§ The problem:
Using the data that follows, state the number of lines holding the word "LaunchPacks", and give no other output.

- Opening Delimiter -

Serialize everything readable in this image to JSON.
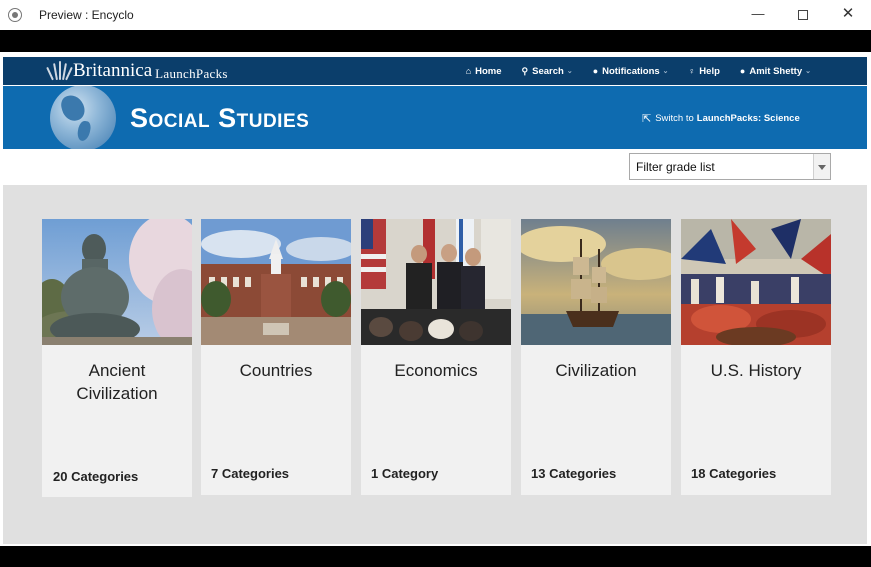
{
  "window": {
    "title": "Preview : Encyclo",
    "minimize_glyph": "—",
    "close_glyph": "✕"
  },
  "header": {
    "brand": "Britannica",
    "product": "LaunchPacks",
    "nav": [
      {
        "icon": "home-icon",
        "glyph": "⌂",
        "label": "Home",
        "has_caret": false
      },
      {
        "icon": "search-icon",
        "glyph": "⚲",
        "label": "Search",
        "has_caret": true
      },
      {
        "icon": "chat-bubble-icon",
        "glyph": "●",
        "label": "Notifications",
        "has_caret": true
      },
      {
        "icon": "lightbulb-icon",
        "glyph": "♀",
        "label": "Help",
        "has_caret": false
      },
      {
        "icon": "user-icon",
        "glyph": "●",
        "label": "Amit Shetty",
        "has_caret": true
      }
    ],
    "caret_glyph": "⌄"
  },
  "banner": {
    "title": "Social Studies",
    "switch_prefix": "Switch to",
    "switch_target": "LaunchPacks: Science",
    "switch_icon": "external-link-icon"
  },
  "filter": {
    "selected": "Filter grade list"
  },
  "cards": [
    {
      "title": "Ancient Civilization",
      "count": "20 Categories",
      "image": "buddha-statue-cherry-blossoms"
    },
    {
      "title": "Countries",
      "count": "7 Categories",
      "image": "brick-government-building"
    },
    {
      "title": "Economics",
      "count": "1 Category",
      "image": "leaders-handshake-flags"
    },
    {
      "title": "Civilization",
      "count": "13 Categories",
      "image": "tall-ship-at-sea"
    },
    {
      "title": "U.S. History",
      "count": "18 Categories",
      "image": "historical-battle-painting"
    }
  ],
  "colors": {
    "nav_bg": "#0b3e6b",
    "banner_bg": "#0e6bb0",
    "panel_bg": "#e0e0e0",
    "card_bg": "#f1f1f1"
  }
}
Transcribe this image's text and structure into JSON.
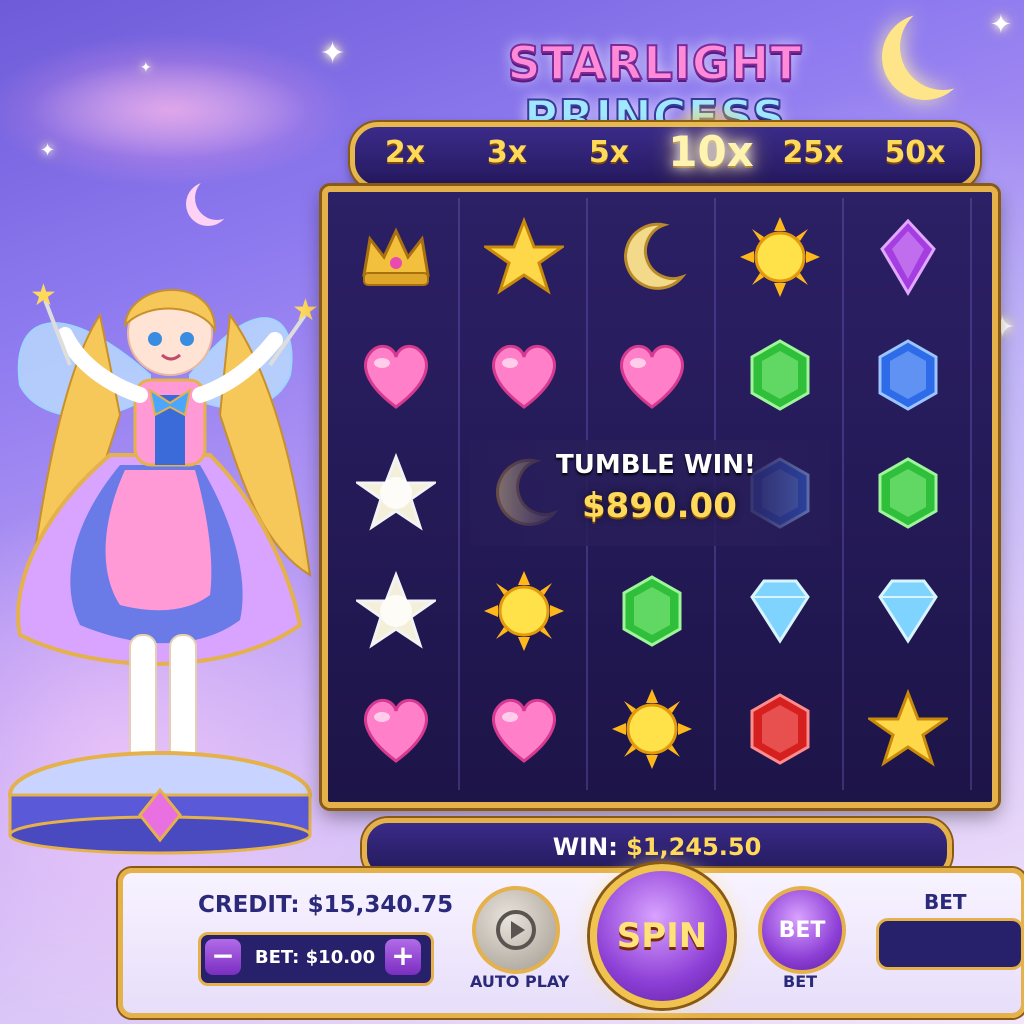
{
  "game": {
    "title_part1": "STARLIGHT",
    "title_part2": "PRINCESS"
  },
  "multipliers": [
    "2x",
    "3x",
    "5x",
    "10x",
    "25x",
    "50x"
  ],
  "active_multiplier": "10x",
  "reels": [
    [
      "crown",
      "pink-heart",
      "star-burst",
      "star-burst",
      "pink-heart"
    ],
    [
      "gold-star",
      "pink-heart",
      "moon",
      "sun",
      "pink-heart"
    ],
    [
      "moon",
      "pink-heart",
      "",
      "green-gem",
      "sun"
    ],
    [
      "sun",
      "green-gem",
      "blue-gem",
      "diamond",
      "red-gem"
    ],
    [
      "purple-gem",
      "blue-gem",
      "green-gem",
      "diamond",
      "gold-star"
    ]
  ],
  "tumble": {
    "label": "TUMBLE WIN!",
    "amount": "$890.00"
  },
  "win": {
    "label": "WIN:",
    "amount": "$1,245.50"
  },
  "credit": {
    "label": "CREDIT:",
    "amount": "$15,340.75"
  },
  "bet_control": {
    "minus": "−",
    "plus": "+",
    "label": "BET: $10.00"
  },
  "buttons": {
    "autoplay": "AUTO PLAY",
    "spin": "SPIN",
    "bet_round": "BET",
    "bet_round_caption": "BET",
    "bet_box_label": "BET"
  },
  "colors": {
    "gold": "#e4b14a",
    "navy": "#27206a",
    "purple": "#8d3fd6",
    "accent_yellow": "#ffd95a"
  },
  "icons": {
    "character": "princess-character",
    "autoplay": "play-icon"
  }
}
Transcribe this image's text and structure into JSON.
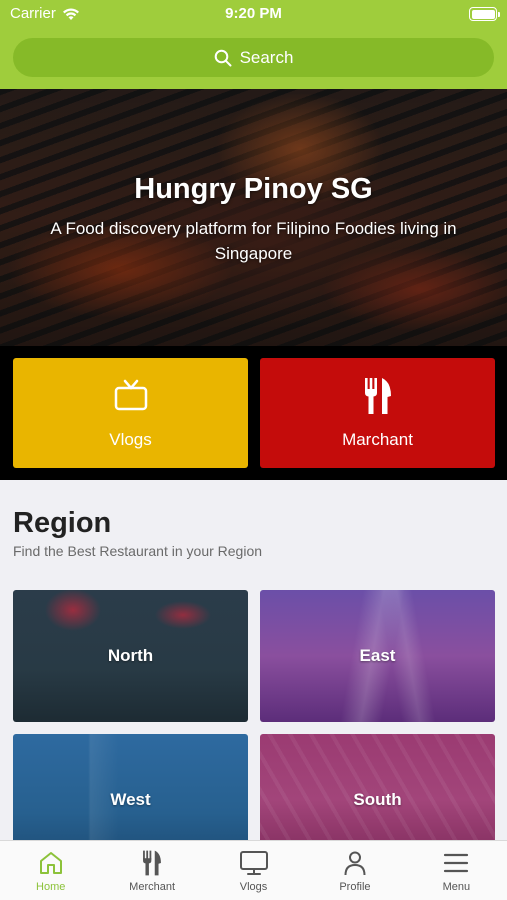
{
  "status_bar": {
    "carrier": "Carrier",
    "time": "9:20 PM"
  },
  "search": {
    "label": "Search"
  },
  "hero": {
    "title": "Hungry Pinoy SG",
    "subtitle": "A Food discovery platform for Filipino Foodies living in Singapore"
  },
  "quick_links": [
    {
      "label": "Vlogs",
      "icon": "tv-icon",
      "color": "#e9b500"
    },
    {
      "label": "Marchant",
      "icon": "fork-knife-icon",
      "color": "#c40c0b"
    }
  ],
  "region": {
    "title": "Region",
    "subtitle": "Find the Best Restaurant in your Region",
    "cards": [
      {
        "label": "North"
      },
      {
        "label": "East"
      },
      {
        "label": "West"
      },
      {
        "label": "South"
      }
    ]
  },
  "tab_bar": {
    "active_color": "#8cc23a",
    "items": [
      {
        "label": "Home",
        "icon": "home-icon",
        "active": true
      },
      {
        "label": "Merchant",
        "icon": "fork-knife-icon",
        "active": false
      },
      {
        "label": "Vlogs",
        "icon": "monitor-icon",
        "active": false
      },
      {
        "label": "Profile",
        "icon": "person-icon",
        "active": false
      },
      {
        "label": "Menu",
        "icon": "hamburger-icon",
        "active": false
      }
    ]
  },
  "colors": {
    "brand_green": "#9fcd3c",
    "search_field": "#86ba28"
  }
}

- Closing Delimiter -

§ Written solution:
2